Injured woman sues 'Dog,' A&E
The "Bounty Hunter" posse allegedly threw her down some stairs
A woman is suing Duane "Dog" Chapman and the Arts and Entertainment Television network after one of Chapman's bounty hunting pack allegedly threw her down a flight of stairs during filming of an episode of Chapman's cable television reality show, fracturing two of her vertebrae.
"Dog the Bounty Hunter" is one of A&E TV's most popular shows.
The alleged incident happened Jan. 26, 2005, and the episode already has aired more than once. Audrey Emery filed her lawsuit last week.
"Tim, I guess Dog's brother, when he barged into the house without my permission, came up to the top of the stairs and he grabbed me by my neck and by the lapel of the jacket I was wearing," Emery said. "And then he twisted me and threw me down the stairs."
Emery said she continues to receive treatment for her injuries. She said Chapman's crew also damaged her home and her daughter's bed and toys. And she said she and her children continue to be shown on the television show and DVDs for sale without their permission.
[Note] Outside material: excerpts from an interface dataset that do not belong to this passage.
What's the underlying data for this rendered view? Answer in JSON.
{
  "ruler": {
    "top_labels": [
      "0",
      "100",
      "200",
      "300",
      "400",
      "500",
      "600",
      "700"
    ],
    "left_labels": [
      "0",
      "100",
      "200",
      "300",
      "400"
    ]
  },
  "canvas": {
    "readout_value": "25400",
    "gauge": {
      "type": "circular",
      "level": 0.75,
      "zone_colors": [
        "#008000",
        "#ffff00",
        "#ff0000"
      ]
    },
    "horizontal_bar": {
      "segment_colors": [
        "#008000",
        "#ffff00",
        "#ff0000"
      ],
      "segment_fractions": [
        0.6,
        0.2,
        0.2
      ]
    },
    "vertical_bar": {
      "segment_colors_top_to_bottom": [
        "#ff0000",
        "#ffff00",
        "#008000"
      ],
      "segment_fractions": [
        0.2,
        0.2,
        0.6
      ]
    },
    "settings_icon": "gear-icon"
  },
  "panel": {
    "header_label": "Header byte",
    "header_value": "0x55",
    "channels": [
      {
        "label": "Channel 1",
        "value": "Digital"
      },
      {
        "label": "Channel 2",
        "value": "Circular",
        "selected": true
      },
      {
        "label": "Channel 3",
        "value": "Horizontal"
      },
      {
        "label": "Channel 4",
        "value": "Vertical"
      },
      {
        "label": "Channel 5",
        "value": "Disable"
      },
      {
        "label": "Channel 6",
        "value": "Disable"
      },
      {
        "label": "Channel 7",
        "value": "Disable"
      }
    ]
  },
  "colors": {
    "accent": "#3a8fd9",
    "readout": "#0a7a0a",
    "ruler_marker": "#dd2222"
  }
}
Tim Chapman -- no blood relation -- is Duane Chapman's hanai brother. He; Duane Chapman's son Leland; Duane's wife, Beth; and Chapman's Da Kine Bail Bonds company are also named as defendants in the lawsuit.
In a written statement, Duane and Beth Chapman said, "Our family has become the target of frivolous lawsuits and publicity-seeking attorneys. We pride ourselves in making sure that everything we do is within the bounds of the law, and we are confident that we did so in this case."
Chapman and crew were after Emery's boyfriend, Stuart Calistro, who is also a plaintiff in the lawsuit. Calistro was out on $25,000 bail, posted by Da Kine. The Chapmans said they apprehended Calistro because his mother, who was the co-signer of the bond, specifically asked them to revoke her son's bond.
Calistro was awaiting a hearing to revoke his probation for a 2003 carjacking and sentencing for a 2004 burglary and possession of methamphetamine, cocaine and illegal drug paraphernalia. There were no warrants for his arrest. Emery's lawyer, Richard Turbin, said Calistro was not a flight risk because he was still recovering from two broken ankles he suffered in a construction accident.
However, state law allows bail bond companies to relieve themselves of bond at any time by turning in the person for which it was posted to police or state sheriffs.
That would change under a bill pending in the state Legislature. The bill seeks to regulate the largely unregulated bounty hunting industry and require a person to commit a violation before he can be recalled from bail.